    Gan W, Zhang Z, Feng R, Wang H (2006) Identification of overlapping features in the sum frequency generation vibrational spectra of air/ethanol interface. Chem Phys Lett 423:261–265. doi: 10.1016/j.cplett.2006.03.084 CrossRefGoogle Scholar
  42. 42.
    Ávila TC, Poppi RJ, Lunardi I et al (2012) Raman spectroscopy and chemometrics for on-line control of glucose fermentation by Saccharomyces cerevisiae.
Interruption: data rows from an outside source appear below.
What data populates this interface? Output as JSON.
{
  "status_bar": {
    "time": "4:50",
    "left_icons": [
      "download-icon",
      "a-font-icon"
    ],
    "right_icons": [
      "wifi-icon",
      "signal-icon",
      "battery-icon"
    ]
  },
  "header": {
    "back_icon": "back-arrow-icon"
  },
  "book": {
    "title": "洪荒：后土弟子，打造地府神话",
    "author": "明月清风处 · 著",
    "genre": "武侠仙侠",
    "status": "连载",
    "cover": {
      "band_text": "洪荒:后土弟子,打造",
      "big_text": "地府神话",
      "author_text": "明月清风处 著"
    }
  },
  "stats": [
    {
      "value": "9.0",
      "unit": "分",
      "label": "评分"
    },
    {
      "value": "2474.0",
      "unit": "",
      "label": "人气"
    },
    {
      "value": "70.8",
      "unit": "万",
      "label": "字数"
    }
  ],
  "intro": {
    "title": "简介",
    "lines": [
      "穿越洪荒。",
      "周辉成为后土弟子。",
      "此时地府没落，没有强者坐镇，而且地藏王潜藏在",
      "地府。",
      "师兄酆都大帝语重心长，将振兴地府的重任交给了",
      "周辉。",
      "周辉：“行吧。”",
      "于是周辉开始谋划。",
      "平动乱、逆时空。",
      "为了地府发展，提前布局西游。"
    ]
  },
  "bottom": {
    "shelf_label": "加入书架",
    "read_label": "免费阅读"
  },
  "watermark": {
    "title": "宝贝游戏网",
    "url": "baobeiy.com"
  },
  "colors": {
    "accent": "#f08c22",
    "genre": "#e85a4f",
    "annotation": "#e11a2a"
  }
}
Biotechnol Prog 28:1598–1604. doi: 10.1002/btpr.1615 CrossRefGoogle Scholar
  43. 43.
    Wang Q, Li Z, Ma Z, Liang L (2014) Real time monitoring of multiple components in wine fermentation using an on-line auto-calibration Raman spectroscopy. Sens Actuators B Chem 202:426–432. doi: 10.1016/j.snb.2014.05.109 CrossRefGoogle Scholar
  44. 44.
    Berry B, Moretto J, Matthews T et al (2015) Cross-scale predictive modeling of CHO cell culture growth and metabolites using Raman spectroscopy and multivariate analysis. Biotechnol Prog 31:566–577. doi: 10.1002/btpr.2035 CrossRefGoogle Scholar
  45. 45.
    André S, Cristau LS, Gaillard S et al (2015) In-line and real-time prediction of recombinant antibody titer by in situ Raman spectroscopy. Anal Chim Acta 892:148–152. doi: 10.1016/j.aca.2015.08.050 CrossRefGoogle Scholar

Copyright information

© Springer-Verlag GmbH Germany 2017

Authors and Affiliations

  • Robert Schalk
    • 1
    Email author
  • Frank Braun
    • 1
  • Rudolf Frank
    • 1
  • Matthias Rädle
    • 1
  • Norbert Gretz
    • 2
  • Frank-Jürgen Methner
    • 3
  • Thomas Beuermann
    • 1
  1. 1.Institute for Process ControlMannheim University of Applied SciencesMannheimGermany
  2. 2.Medical Research CenterUniversity of HeidelbergMannheimGermany
  3. 3.Institute of BiotechnologyTechnical University of Berlin, Chair of Brewing ScienceBerlinGermany

Personalised recommendations